The Decisions of the Ministry of Interior and Municipalities:

Controlling the Refugees’ Lives and Housing Situation

The Lebanese Minister of Interior and Municipalities, Judge Bassam Mawlawi, sent a letter to local authorities on May 2, 2023 in order to initiate a national survey campaign aimed at enumerating and registering …

The Eviction of Syrian Refugees: 

A Violation of the Right to the City, Housing, Movement and to choosing the Place of Residence

The sight of children swimming in the pool in downtown Beirut has not been unusual in recent weeks, as an organized media campaign to promote racism and hatred against Syrian refugees had considered …

The Municipality of Baysour Restricts the Freedoms and Housing Rights of Syrian Refugees Through a Series of Unlawful Practices

In late September, employees from the municipality of Baysour paid the village residents a visit, inquiring about their personal information, and informing them that they had one week to pay the sum of …

Understanding Housing Transformations Amid Recent Events

This periodic report documents cases received by the “Housing Monitor” from January 2022 to May 2023. It emphasizes the correlation between recent escalating events and the number of monitored cases, totaling 563 reports, …

An application to monitor Syrian Refugees:

turning every citizen into a fascist

Taking advantage of the crime of killing a member of the Beirut Guard Regiment in Gemmayzeh, a Beirut MP launched an application to report Syrian refugees in Beirut. MP Ghassan Hasbani – the …

Local Authorities Normalize Illegality:

15 Discriminatory Circulars Against Syrians Documented Between April 9 and 24, 2024

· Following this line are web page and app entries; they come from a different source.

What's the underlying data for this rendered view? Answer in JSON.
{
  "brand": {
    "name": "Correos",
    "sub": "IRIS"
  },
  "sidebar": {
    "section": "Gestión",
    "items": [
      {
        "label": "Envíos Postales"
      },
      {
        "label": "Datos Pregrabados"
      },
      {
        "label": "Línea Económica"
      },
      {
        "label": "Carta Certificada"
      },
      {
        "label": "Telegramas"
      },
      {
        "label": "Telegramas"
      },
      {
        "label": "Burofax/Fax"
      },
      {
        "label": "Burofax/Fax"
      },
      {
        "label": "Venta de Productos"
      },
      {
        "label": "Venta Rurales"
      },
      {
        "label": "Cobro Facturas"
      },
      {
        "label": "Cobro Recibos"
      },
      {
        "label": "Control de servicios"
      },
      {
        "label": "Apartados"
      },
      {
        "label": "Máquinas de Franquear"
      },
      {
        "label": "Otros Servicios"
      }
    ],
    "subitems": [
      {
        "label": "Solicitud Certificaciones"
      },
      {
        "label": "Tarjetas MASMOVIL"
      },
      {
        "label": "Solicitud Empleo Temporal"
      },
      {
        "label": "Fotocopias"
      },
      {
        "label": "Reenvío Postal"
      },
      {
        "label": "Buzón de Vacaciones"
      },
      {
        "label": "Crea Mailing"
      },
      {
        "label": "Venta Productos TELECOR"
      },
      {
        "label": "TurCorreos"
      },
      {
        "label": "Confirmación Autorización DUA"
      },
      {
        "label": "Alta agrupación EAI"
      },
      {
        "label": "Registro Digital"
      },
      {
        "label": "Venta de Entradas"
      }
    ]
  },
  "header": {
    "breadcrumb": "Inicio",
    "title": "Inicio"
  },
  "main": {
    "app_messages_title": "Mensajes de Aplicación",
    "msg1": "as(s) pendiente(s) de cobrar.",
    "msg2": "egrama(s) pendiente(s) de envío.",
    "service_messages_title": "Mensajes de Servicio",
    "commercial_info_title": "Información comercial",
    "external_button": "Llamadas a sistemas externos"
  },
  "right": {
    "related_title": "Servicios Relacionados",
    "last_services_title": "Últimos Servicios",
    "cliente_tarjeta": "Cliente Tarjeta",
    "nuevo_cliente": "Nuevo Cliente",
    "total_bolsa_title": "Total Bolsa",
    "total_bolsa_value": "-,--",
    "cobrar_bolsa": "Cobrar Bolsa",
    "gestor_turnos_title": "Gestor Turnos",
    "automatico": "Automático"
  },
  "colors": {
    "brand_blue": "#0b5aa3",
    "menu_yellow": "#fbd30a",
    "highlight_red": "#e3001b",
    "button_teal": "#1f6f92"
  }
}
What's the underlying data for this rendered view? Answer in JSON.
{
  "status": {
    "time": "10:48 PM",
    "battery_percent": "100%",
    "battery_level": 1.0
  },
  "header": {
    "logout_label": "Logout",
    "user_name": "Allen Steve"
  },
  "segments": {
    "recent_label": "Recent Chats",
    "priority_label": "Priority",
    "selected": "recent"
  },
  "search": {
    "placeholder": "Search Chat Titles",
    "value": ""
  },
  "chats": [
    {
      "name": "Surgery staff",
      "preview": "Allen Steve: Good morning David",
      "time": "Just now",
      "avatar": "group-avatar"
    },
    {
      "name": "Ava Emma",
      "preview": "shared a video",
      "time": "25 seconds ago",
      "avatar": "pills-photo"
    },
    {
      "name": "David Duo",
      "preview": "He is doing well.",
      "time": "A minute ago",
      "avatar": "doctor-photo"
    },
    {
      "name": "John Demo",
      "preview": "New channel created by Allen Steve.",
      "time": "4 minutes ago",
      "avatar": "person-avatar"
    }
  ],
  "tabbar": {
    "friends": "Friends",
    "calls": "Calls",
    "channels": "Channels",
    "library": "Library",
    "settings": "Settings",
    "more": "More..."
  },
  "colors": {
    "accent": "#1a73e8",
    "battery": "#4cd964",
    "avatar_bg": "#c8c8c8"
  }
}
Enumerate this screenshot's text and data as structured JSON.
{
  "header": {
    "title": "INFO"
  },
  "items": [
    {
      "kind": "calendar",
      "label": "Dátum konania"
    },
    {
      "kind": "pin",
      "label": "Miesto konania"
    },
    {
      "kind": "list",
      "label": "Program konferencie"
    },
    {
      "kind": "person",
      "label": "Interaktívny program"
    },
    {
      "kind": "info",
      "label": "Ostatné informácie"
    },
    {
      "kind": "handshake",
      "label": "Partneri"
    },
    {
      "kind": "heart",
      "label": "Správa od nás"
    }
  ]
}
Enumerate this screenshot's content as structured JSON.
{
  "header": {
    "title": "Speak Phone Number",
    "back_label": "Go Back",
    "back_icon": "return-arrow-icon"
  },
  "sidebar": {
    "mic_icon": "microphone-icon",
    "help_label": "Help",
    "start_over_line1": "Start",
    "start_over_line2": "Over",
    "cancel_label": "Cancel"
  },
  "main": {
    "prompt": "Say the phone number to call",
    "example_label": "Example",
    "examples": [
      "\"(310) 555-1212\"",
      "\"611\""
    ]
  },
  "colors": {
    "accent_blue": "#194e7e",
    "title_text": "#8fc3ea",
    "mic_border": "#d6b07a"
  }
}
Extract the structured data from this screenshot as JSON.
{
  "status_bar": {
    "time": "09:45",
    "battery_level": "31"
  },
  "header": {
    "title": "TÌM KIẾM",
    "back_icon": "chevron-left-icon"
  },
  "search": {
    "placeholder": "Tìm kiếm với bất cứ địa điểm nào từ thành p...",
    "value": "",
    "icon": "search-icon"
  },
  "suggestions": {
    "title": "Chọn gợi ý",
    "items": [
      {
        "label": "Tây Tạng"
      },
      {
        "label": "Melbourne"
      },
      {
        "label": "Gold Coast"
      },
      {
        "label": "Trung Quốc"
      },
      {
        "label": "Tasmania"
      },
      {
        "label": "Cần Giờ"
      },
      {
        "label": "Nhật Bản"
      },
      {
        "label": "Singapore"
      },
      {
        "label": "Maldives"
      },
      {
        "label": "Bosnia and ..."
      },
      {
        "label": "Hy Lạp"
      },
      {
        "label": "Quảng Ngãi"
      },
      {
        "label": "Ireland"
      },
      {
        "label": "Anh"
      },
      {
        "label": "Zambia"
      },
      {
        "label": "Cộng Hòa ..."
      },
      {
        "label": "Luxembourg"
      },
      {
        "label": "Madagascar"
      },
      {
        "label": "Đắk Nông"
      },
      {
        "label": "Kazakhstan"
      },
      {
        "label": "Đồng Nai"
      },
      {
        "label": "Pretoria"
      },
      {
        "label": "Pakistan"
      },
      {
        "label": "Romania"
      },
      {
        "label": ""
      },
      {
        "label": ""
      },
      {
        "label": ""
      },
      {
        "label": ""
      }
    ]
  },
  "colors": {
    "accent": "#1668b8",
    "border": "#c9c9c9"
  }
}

Following the Cypriot President’s demand to the president of the European Commission Ursula Von der Leyen, to mediate between them and the Lebanese authorities, for the latters to prevent the boats of Syrian …